The temple, perched precariously (and beautifully, the site is still a wonder to behold) on the slope of Mount Parnassus above the Castalian Spring, had long been the center of the Greek world, going back into the mists of time.
The site may well have had religious significance as early as 1400 BC, during the forgotten days of the Mycenaeans, with devotions to Apollo being established in the 8th century BC. Delphi remained a center of worship until 395 AD, meaning that it was in use for at least 1100 years.
During this long period, the Pythia was seen as the most authoritative and important soothsayer in Greece. Pilgrims descended from all over the ancient world to visit the temple and have their questions about the future answered.
Sitting in a small, enclosed chamber at the base of the edifice, the Pythia delivered her oracles in a frenzied state, most probably imbibing the vapours rising from the clefts of Mount Parnassus.
Given the pharmacological basis for the Pythia’s special insights, it is amazing at how good a political risk record the priestesses actually had. Between 535 and 615 of the oracles have survived to the present day, of which more than half are said to be historically accurate. We can name a goodly number of modern political risk firms who would kill for that record.
There is a very simple explanation for the Pythia’s extraordinary success. Carved into the entrance of the temple to Apollo at Delphi, standing watch over the Pythia’s rites since time immemorial, was a simple Greek phrase, ‘Know Thyself’.
The aphorism is often wrongly attributed to Socrates, who brought it into fashion. It amounts to one of the oldest and best pieces of advice given to humans. The aim of both modern psychology and as well as foreign policy analysis could be put as simply as: figure out who you are.
If you know yourself, you might untangle the snarls you get into in life. You might do better interacting with others; when you understand your motives clearly, you have a shot at seeing others with clarity. You might even be able to do good in the world, rather than be a slave to selfishness and rage.
Many of the pantheon of the gormless we have visited over the past three years—from a Donald Trump who cannot understand why firing the FBI Director who is investigating him might be a bad idea, to Jean-Claude Juncker and his EU minions who fail to see that the EU is the past and not the future, to German Chancellor Angela Merkel who continually confuses caution and wisdom—stumble over this primary intellectual hurdle.
They have absolutely no idea who they are, and thus have little clue as to their place in the world. From this simple but devastating mistake, everything else follows.
Of course to know thyself takes great courage, to look accurately at person’s (or a country’s) strengths and especially weaknesses is a heroic, Homeric endeavour. But the analytical rewards of doing so are legion.
Abraham Lincoln saw that the American Civil War was about something far larger in the history of the world, just as Winston Churchill put into stirring words that Britain’s peril in 1940 was about more than the fate of a country, but more broadly the survival of decency in the face of utter barbarism.

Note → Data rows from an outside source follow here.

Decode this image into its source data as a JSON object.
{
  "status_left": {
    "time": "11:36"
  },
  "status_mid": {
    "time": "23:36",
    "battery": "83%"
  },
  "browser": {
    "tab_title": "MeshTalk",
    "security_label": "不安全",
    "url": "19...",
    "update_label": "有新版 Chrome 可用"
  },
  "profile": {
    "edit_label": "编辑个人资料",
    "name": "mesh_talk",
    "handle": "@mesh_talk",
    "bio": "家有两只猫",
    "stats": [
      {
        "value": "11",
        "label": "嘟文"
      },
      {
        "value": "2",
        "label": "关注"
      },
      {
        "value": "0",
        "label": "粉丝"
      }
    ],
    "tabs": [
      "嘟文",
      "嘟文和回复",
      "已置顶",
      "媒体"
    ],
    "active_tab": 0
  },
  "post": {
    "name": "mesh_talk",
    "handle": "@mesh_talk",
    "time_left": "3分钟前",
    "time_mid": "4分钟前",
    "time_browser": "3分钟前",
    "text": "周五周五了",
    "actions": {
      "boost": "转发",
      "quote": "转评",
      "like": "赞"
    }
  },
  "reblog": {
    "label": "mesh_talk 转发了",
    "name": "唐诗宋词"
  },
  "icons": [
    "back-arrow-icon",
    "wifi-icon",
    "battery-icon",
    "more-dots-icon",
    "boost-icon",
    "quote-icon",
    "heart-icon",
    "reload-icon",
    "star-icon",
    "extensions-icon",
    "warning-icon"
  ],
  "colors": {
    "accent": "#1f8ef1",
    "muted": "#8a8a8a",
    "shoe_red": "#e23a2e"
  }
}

Neither of these moments would have been remotely possible without a real understanding of where Lincoln and Churchill stood in the universe, why their moments mattered. This is turn required the magic elixir of self-knowledge.
This column is the last in a series of articles we wrote together. We looked at what countries do, and then looked at human behavior, and what science has gleaned about the workings of the human mind and brain. We combined psychology, history and current affairs in this series, because the first directive in these disciplines is to discover the root causes of human behaviour and events.
In each of these fields and for all of humankind, this boils down to the individual, and for that individual, understanding begins with the self. So for this column, giving modern-day advice about the present, it seems like a good place to end–at the beginning.
Published in City AM London, May 15, 2017